▶ Work to be completed: Among the records below, find the lines that contain "AppData" and copy each of them.

▶ Data:
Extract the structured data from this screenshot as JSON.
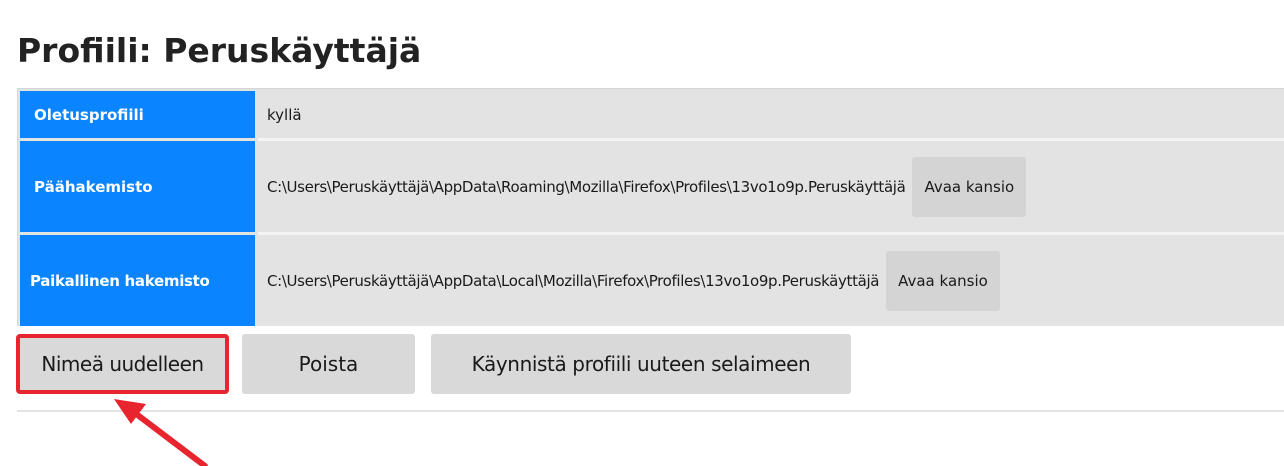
{
  "page": {
    "title": "Profiili: Peruskäyttäjä"
  },
  "profile_info": {
    "rows": [
      {
        "label": "Oletusprofiili",
        "value": "kyllä"
      },
      {
        "label": "Päähakemisto",
        "value": "C:\\Users\\Peruskäyttäjä\\AppData\\Roaming\\Mozilla\\Firefox\\Profiles\\13vo1o9p.Peruskäyttäjä",
        "button_label": "Avaa kansio"
      },
      {
        "label": "Paikallinen hakemisto",
        "value": "C:\\Users\\Peruskäyttäjä\\AppData\\Local\\Mozilla\\Firefox\\Profiles\\13vo1o9p.Peruskäyttäjä",
        "button_label": "Avaa kansio"
      }
    ]
  },
  "actions": {
    "rename_label": "Nimeä uudelleen",
    "delete_label": "Poista",
    "launch_label": "Käynnistä profiili uuteen selaimeen"
  },
  "colors": {
    "header_blue": "#0a84ff",
    "highlight_red": "#e8242f",
    "row_background": "#e3e3e3",
    "button_background": "#d9d9d9"
  },
  "annotations": {
    "highlight": "rename-button",
    "arrow_icon": "arrow-pointer-icon"
  }
}
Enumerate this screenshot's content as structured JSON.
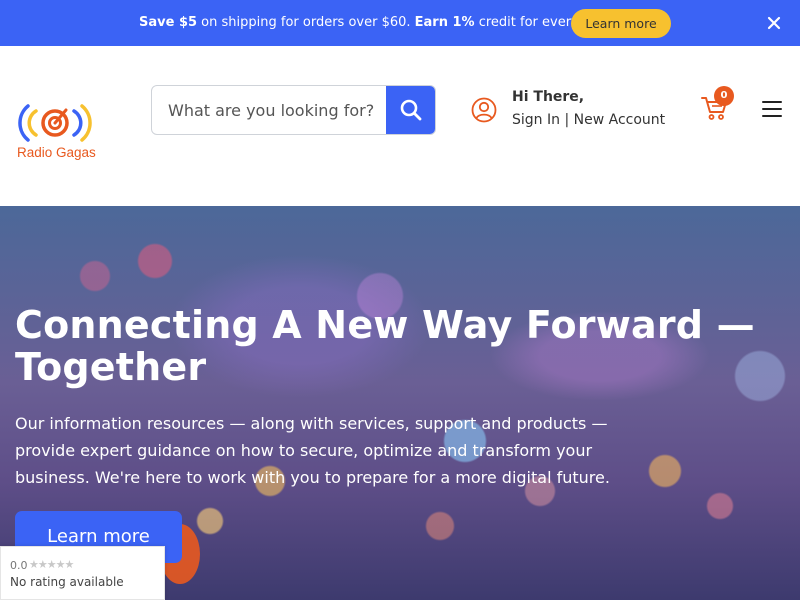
{
  "colors": {
    "brand_blue": "#3b63f5",
    "accent_yellow": "#f7c12f",
    "brand_orange": "#e8591f"
  },
  "promo": {
    "save_strong": "Save $5",
    "save_text": " on shipping for orders over $60. ",
    "earn_strong": "Earn 1%",
    "earn_text": " credit for every order.",
    "button_label": "Learn more",
    "close_icon": "close-icon"
  },
  "header": {
    "logo_text": "Radio Gagas",
    "search": {
      "placeholder": "What are you looking for?",
      "value": "",
      "icon": "search-icon"
    },
    "account": {
      "greeting": "Hi There,",
      "sign_in": "Sign In",
      "separator": " | ",
      "new_account": "New Account",
      "icon": "user-icon"
    },
    "cart": {
      "count": "0",
      "icon": "cart-icon"
    },
    "menu_icon": "hamburger-menu-icon"
  },
  "hero": {
    "title": "Connecting A New Way Forward — Together",
    "body": "Our information resources — along with services, support and products — provide expert guidance on how to secure, optimize and transform your business. We're here to work with you to prepare for a more digital future.",
    "button_label": "Learn more"
  },
  "rating_widget": {
    "score": "0.0",
    "stars": "★★★★★",
    "text": "No rating available"
  }
}
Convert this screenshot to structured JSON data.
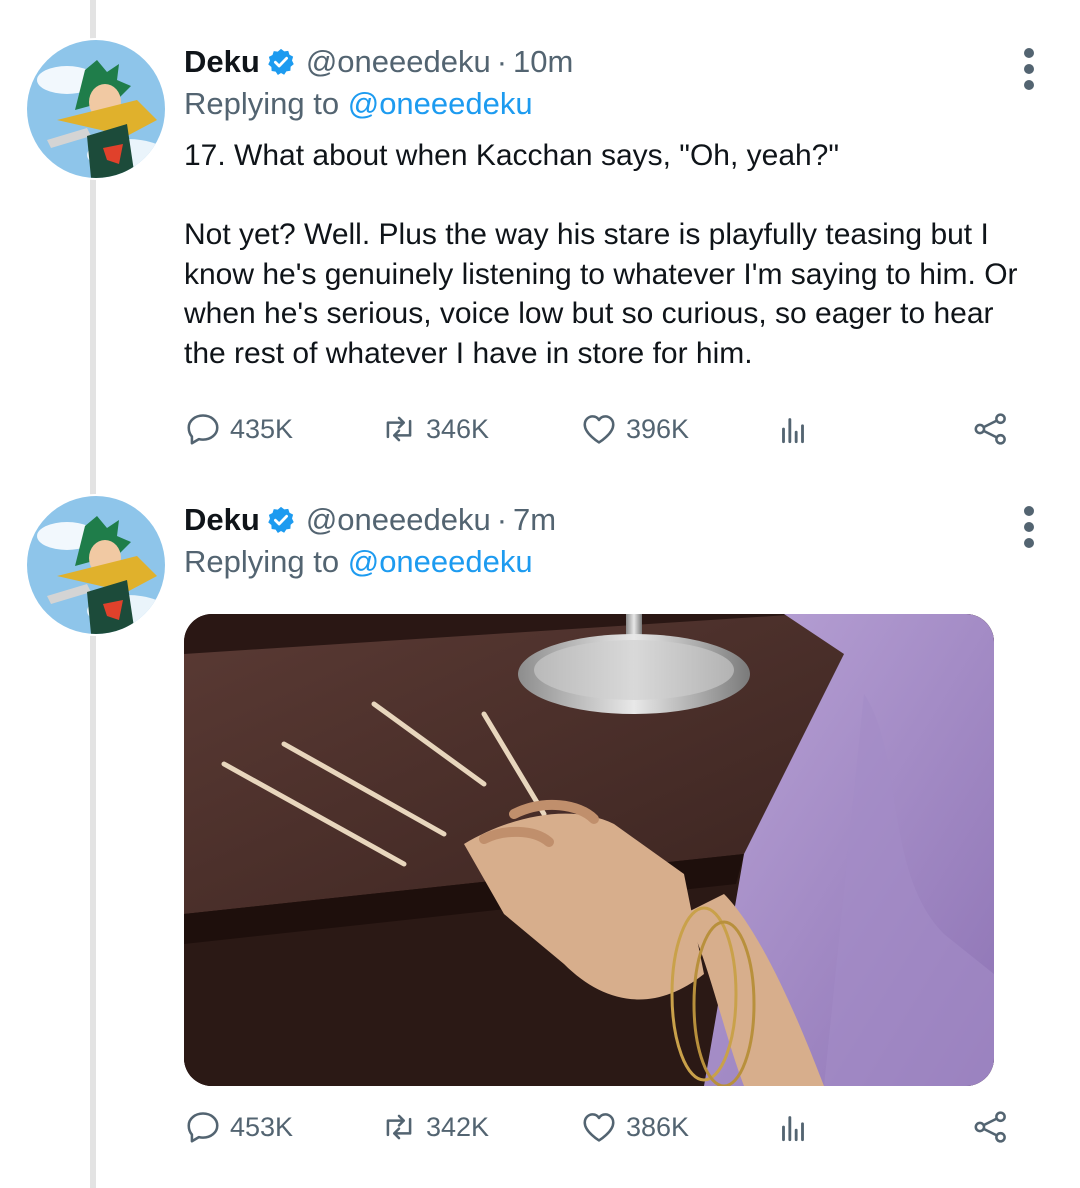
{
  "tweets": [
    {
      "name": "Deku",
      "handle": "@oneeedeku",
      "separator": "·",
      "time": "10m",
      "replying_prefix": "Replying to",
      "replying_to": "@oneeedeku",
      "text": "17. What about when Kacchan says, \"Oh, yeah?\"\n\nNot yet? Well. Plus the way his stare is playfully teasing but I know he's genuinely listening to whatever I'm saying to him. Or when he's serious, voice low but so curious, so eager to hear the rest of whatever I have in store for him.",
      "replies": "435K",
      "retweets": "346K",
      "likes": "396K"
    },
    {
      "name": "Deku",
      "handle": "@oneeedeku",
      "separator": "·",
      "time": "7m",
      "replying_prefix": "Replying to",
      "replying_to": "@oneeedeku",
      "media": "photo of a hand scratching claw marks into a wooden nightstand",
      "replies": "453K",
      "retweets": "342K",
      "likes": "386K"
    }
  ],
  "icons": {
    "verified": "verified-badge-icon",
    "more": "more-options-icon",
    "reply": "reply-icon",
    "retweet": "retweet-icon",
    "like": "heart-icon",
    "analytics": "analytics-icon",
    "share": "share-icon"
  },
  "colors": {
    "accent": "#1d9bf0",
    "secondary_text": "#536471"
  }
}
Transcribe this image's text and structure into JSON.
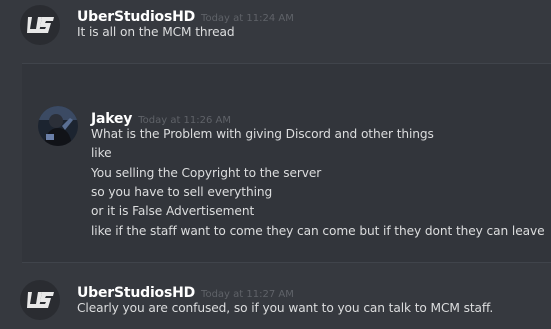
{
  "messages": [
    {
      "username": "UberStudiosHD",
      "timestamp": "Today at 11:24 AM",
      "lines": [
        "It is all on the MCM thread"
      ],
      "avatar": "uberstudios-logo"
    },
    {
      "username": "Jakey",
      "timestamp": "Today at 11:26 AM",
      "lines": [
        "What is the Problem with giving Discord and other things",
        "like",
        "You selling the Copyright to the server",
        "so you have to sell everything",
        "or it is False Advertisement",
        "like if the staff want to come they can come but if they dont they can leave"
      ],
      "avatar": "jakey-photo"
    },
    {
      "username": "UberStudiosHD",
      "timestamp": "Today at 11:27 AM",
      "lines": [
        "Clearly you are confused, so if you want to you can talk to MCM staff."
      ],
      "avatar": "uberstudios-logo"
    }
  ],
  "colors": {
    "background": "#36393f",
    "username": "#ffffff",
    "timestamp": "#5f6268",
    "message_text": "#dcddde",
    "divider": "#40444b"
  }
}
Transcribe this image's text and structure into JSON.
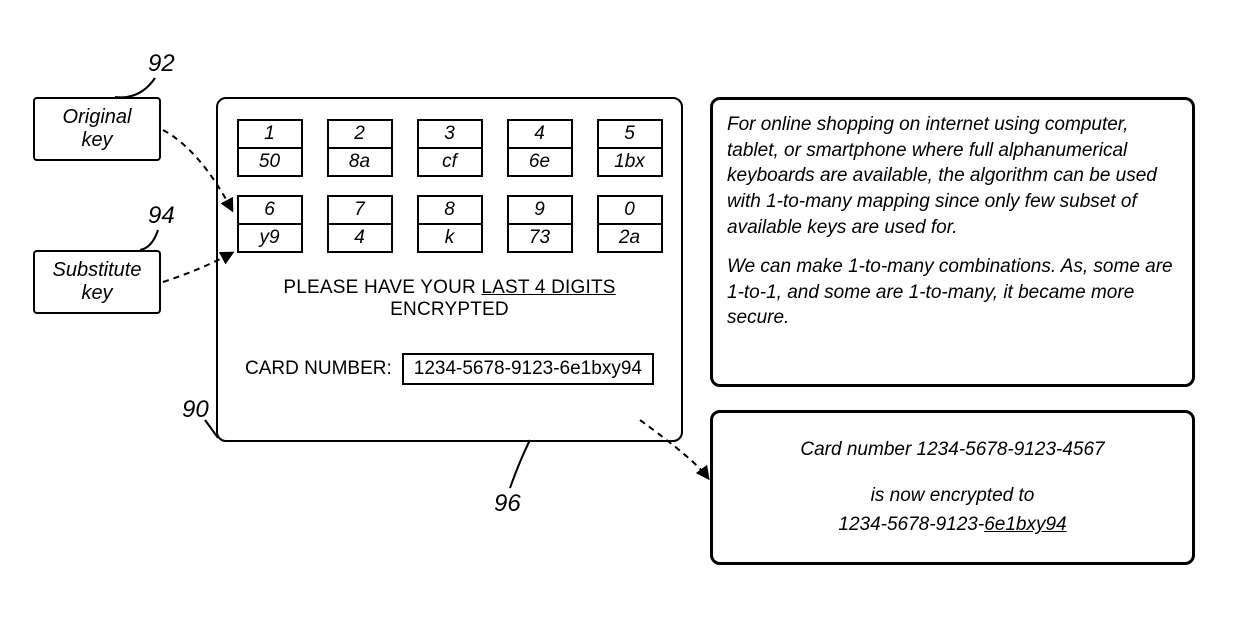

▶ Output of the exercise:
        "value": "C:\\Users\\Peruskäyttäjä\\AppData\\Roaming\\Mozilla\\Firefox\\Profiles\\13vo1o9p.Peruskäyttäjä",
        "value": "C:\\Users\\Peruskäyttäjä\\AppData\\Local\\Mozilla\\Firefox\\Profiles\\13vo1o9p.Peruskäyttäjä",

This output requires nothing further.